Dataset items
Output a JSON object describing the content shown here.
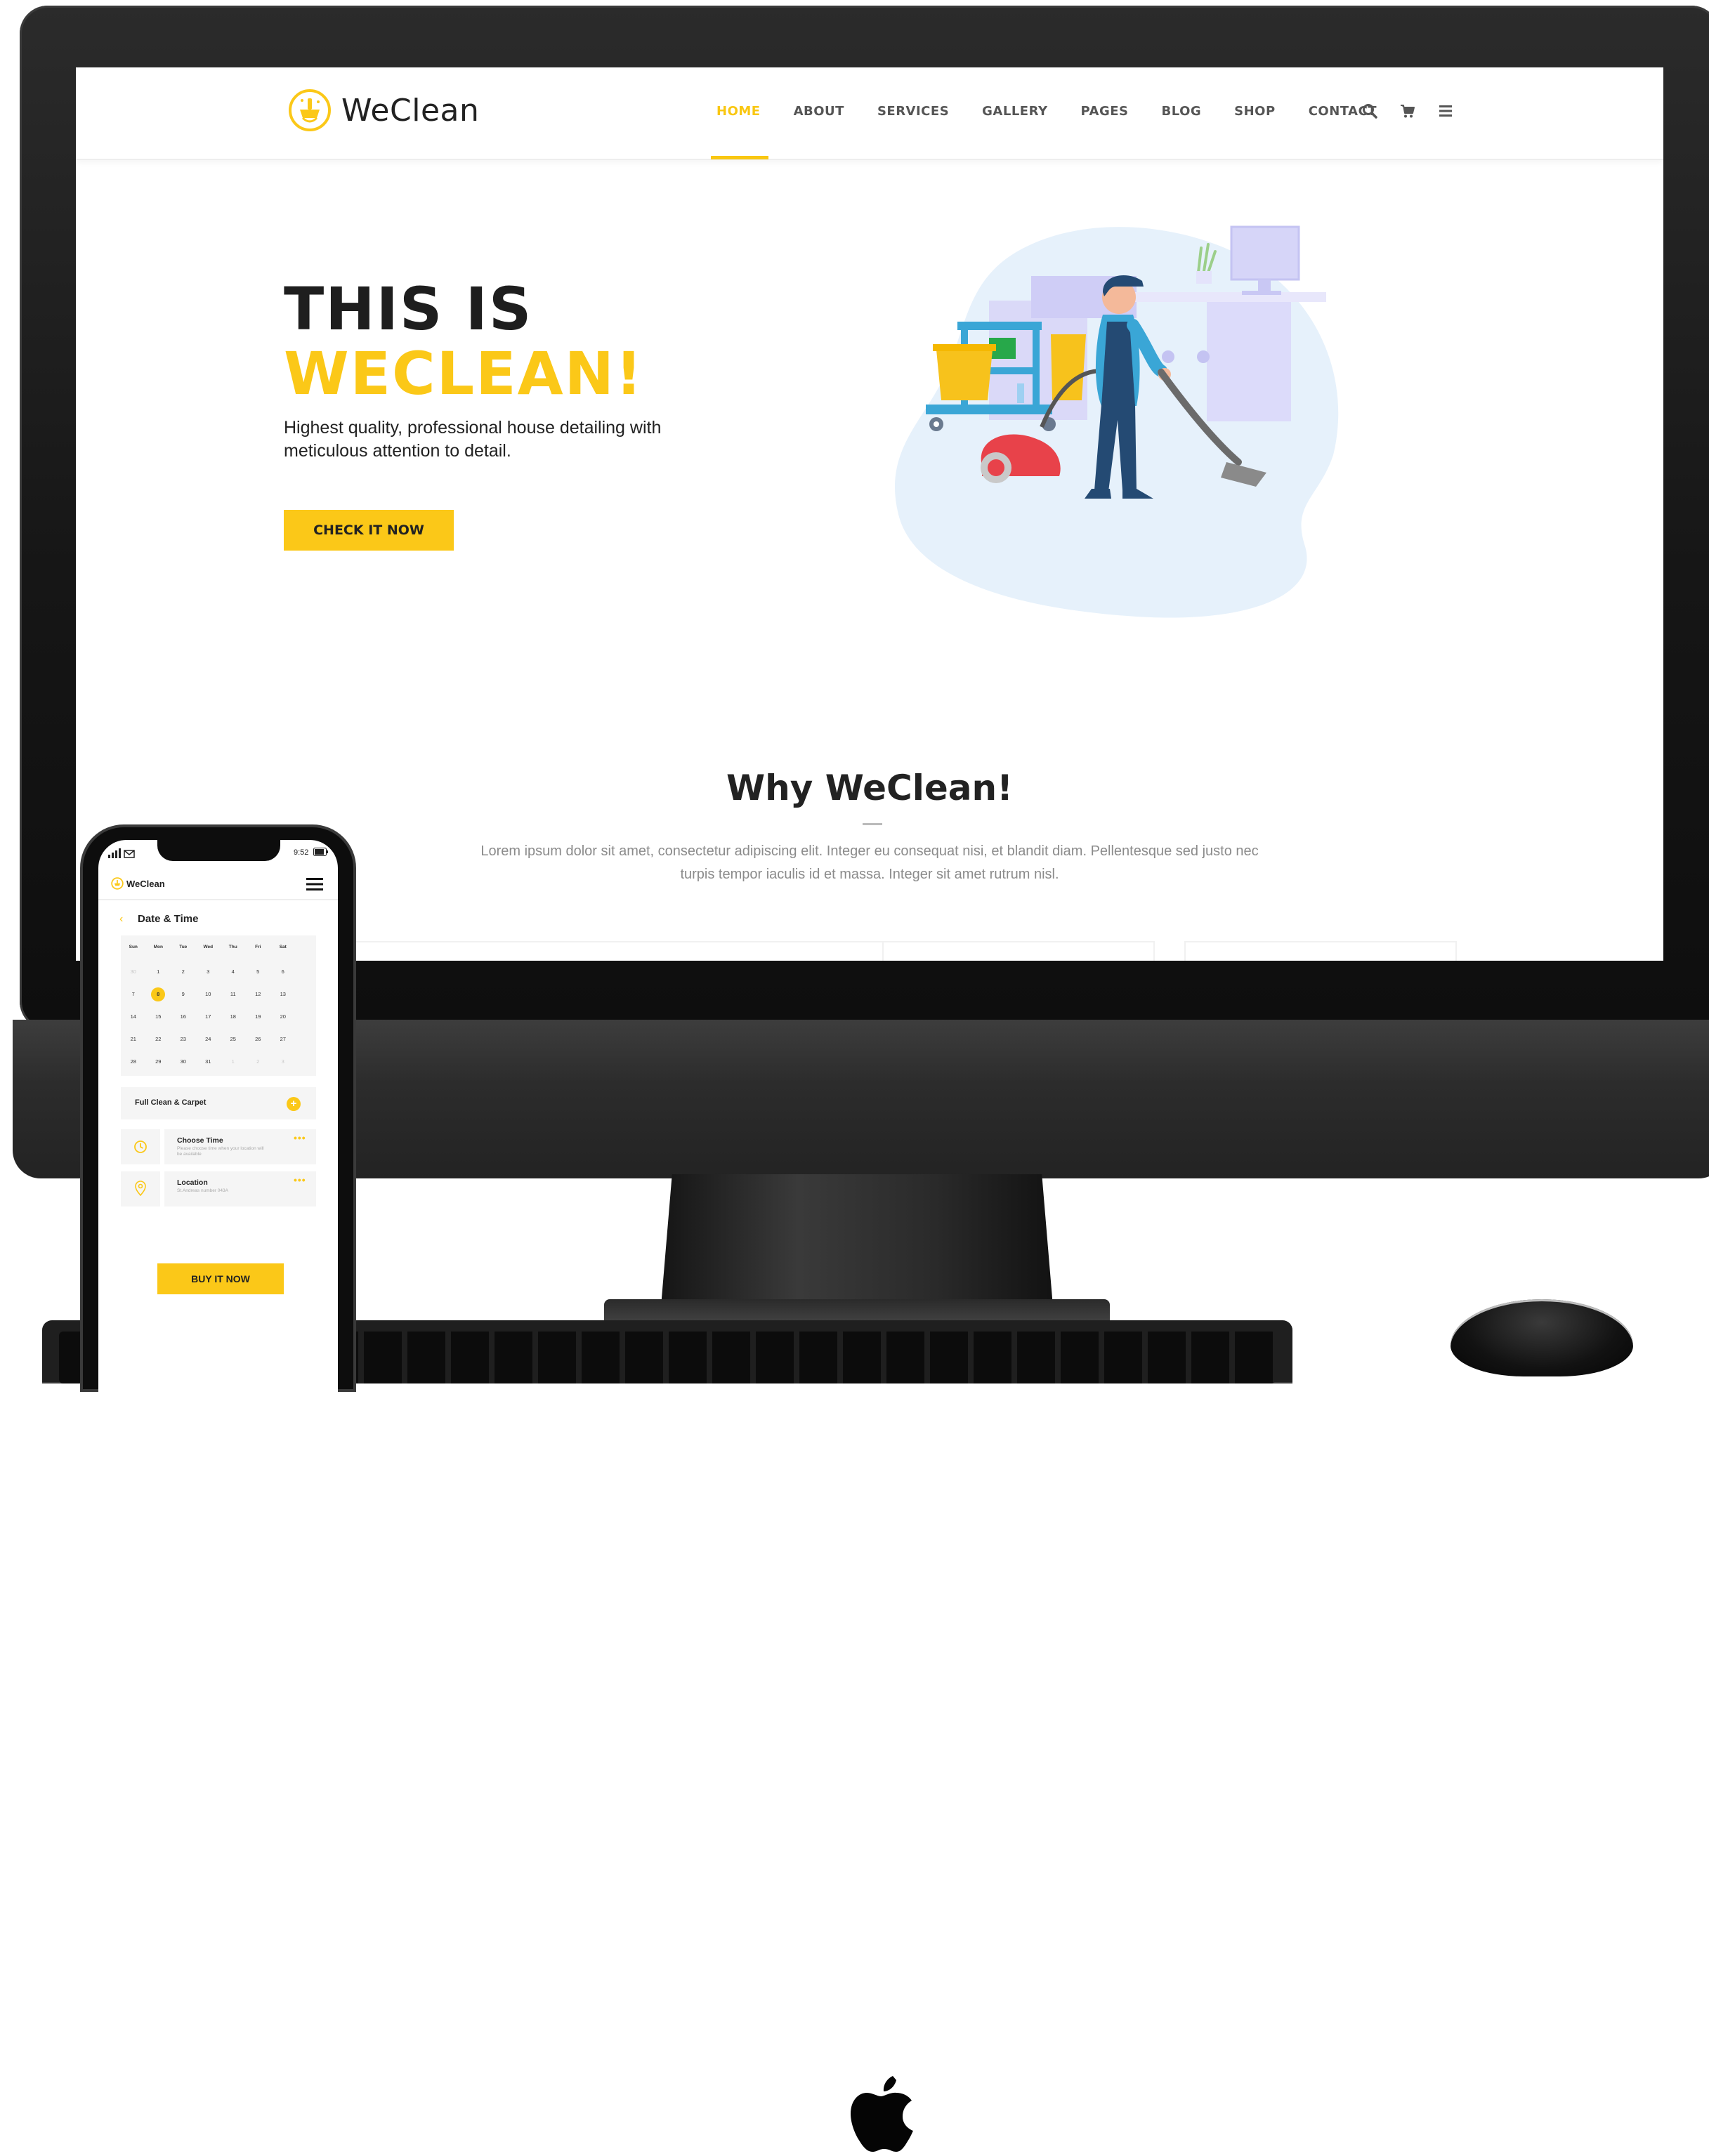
{
  "site": {
    "brand": "WeClean",
    "nav": [
      "HOME",
      "ABOUT",
      "SERVICES",
      "GALLERY",
      "PAGES",
      "BLOG",
      "SHOP",
      "CONTACT"
    ],
    "active_nav": "HOME",
    "icons": [
      "search-icon",
      "cart-icon",
      "menu-icon"
    ],
    "hero": {
      "title_line1": "THIS IS",
      "title_line2": "WECLEAN!",
      "description": "Highest quality, professional house detailing with meticulous attention to detail.",
      "cta": "CHECK IT NOW"
    },
    "why": {
      "title": "Why WeClean!",
      "text": "Lorem ipsum dolor sit amet, consectetur adipiscing elit. Integer eu consequat nisi, et blandit diam. Pellentesque sed justo nec turpis tempor iaculis id et massa. Integer sit amet rutrum nisl."
    }
  },
  "phone": {
    "status_time": "9:52",
    "brand": "WeClean",
    "section_title": "Date & Time",
    "calendar": {
      "weekdays": [
        "Sun",
        "Mon",
        "Tue",
        "Wed",
        "Thu",
        "Fri",
        "Sat"
      ],
      "weeks": [
        [
          "30",
          "1",
          "2",
          "3",
          "4",
          "5",
          "6"
        ],
        [
          "7",
          "8",
          "9",
          "10",
          "11",
          "12",
          "13"
        ],
        [
          "14",
          "15",
          "16",
          "17",
          "18",
          "19",
          "20"
        ],
        [
          "21",
          "22",
          "23",
          "24",
          "25",
          "26",
          "27"
        ],
        [
          "28",
          "29",
          "30",
          "31",
          "1",
          "2",
          "3"
        ]
      ],
      "selected": "8"
    },
    "service": "Full Clean & Carpet",
    "time_option": {
      "title": "Choose Time",
      "subtitle": "Please choose time when your location will be available"
    },
    "location_option": {
      "title": "Location",
      "subtitle": "St.Andreas number 043A"
    },
    "buy_button": "BUY IT NOW"
  },
  "colors": {
    "accent": "#fbc818",
    "text_dark": "#1e1e1e",
    "text_muted": "#8b8b8b"
  }
}
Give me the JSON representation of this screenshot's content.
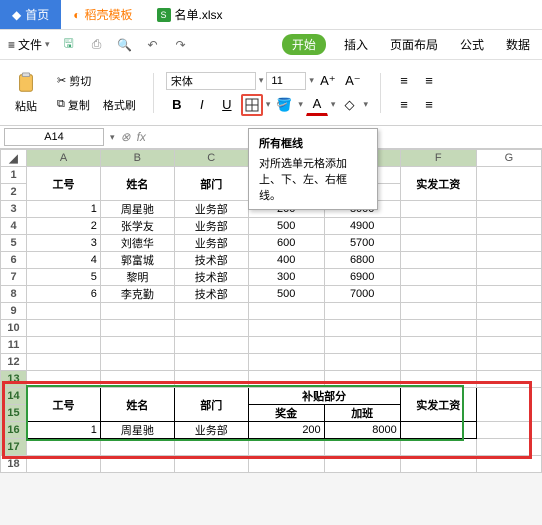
{
  "tabs": [
    {
      "label": "首页",
      "color": "#3b7ddd"
    },
    {
      "label": "稻壳模板",
      "color": "#ff7a00"
    },
    {
      "label": "名单.xlsx",
      "color": "#2d9a3a"
    }
  ],
  "file_menu": "文件",
  "ribbon_tabs": [
    "开始",
    "插入",
    "页面布局",
    "公式",
    "数据"
  ],
  "ribbon": {
    "paste": "粘贴",
    "cut": "剪切",
    "copy": "复制",
    "format_painter": "格式刷",
    "font_name": "宋体",
    "font_size": "11",
    "bold": "B",
    "italic": "I",
    "underline": "U"
  },
  "namebox": "A14",
  "fx": "fx",
  "tooltip": {
    "title": "所有框线",
    "body": "对所选单元格添加上、下、左、右框线。"
  },
  "columns": [
    "A",
    "B",
    "C",
    "D",
    "E",
    "F",
    "G"
  ],
  "headers": {
    "empno": "工号",
    "name": "姓名",
    "dept": "部门",
    "subsidy": "补贴部分",
    "bonus": "奖金",
    "overtime": "加班",
    "netpay": "实发工资"
  },
  "rows": [
    {
      "n": 1,
      "no": "1",
      "name": "周星驰",
      "dept": "业务部",
      "bonus": "200",
      "ot": "8000"
    },
    {
      "n": 2,
      "no": "2",
      "name": "张学友",
      "dept": "业务部",
      "bonus": "500",
      "ot": "4900"
    },
    {
      "n": 3,
      "no": "3",
      "name": "刘德华",
      "dept": "业务部",
      "bonus": "600",
      "ot": "5700"
    },
    {
      "n": 4,
      "no": "4",
      "name": "郭富城",
      "dept": "技术部",
      "bonus": "400",
      "ot": "6800"
    },
    {
      "n": 5,
      "no": "5",
      "name": "黎明",
      "dept": "技术部",
      "bonus": "300",
      "ot": "6900"
    },
    {
      "n": 6,
      "no": "6",
      "name": "李克勤",
      "dept": "技术部",
      "bonus": "500",
      "ot": "7000"
    }
  ],
  "sample": {
    "no": "1",
    "name": "周星驰",
    "dept": "业务部",
    "bonus": "200",
    "ot": "8000"
  }
}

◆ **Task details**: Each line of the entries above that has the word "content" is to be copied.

◆ **Result of this exercise**:
Output a JSON object describing the content shown here.
Give me the JSON representation of this screenshot's content.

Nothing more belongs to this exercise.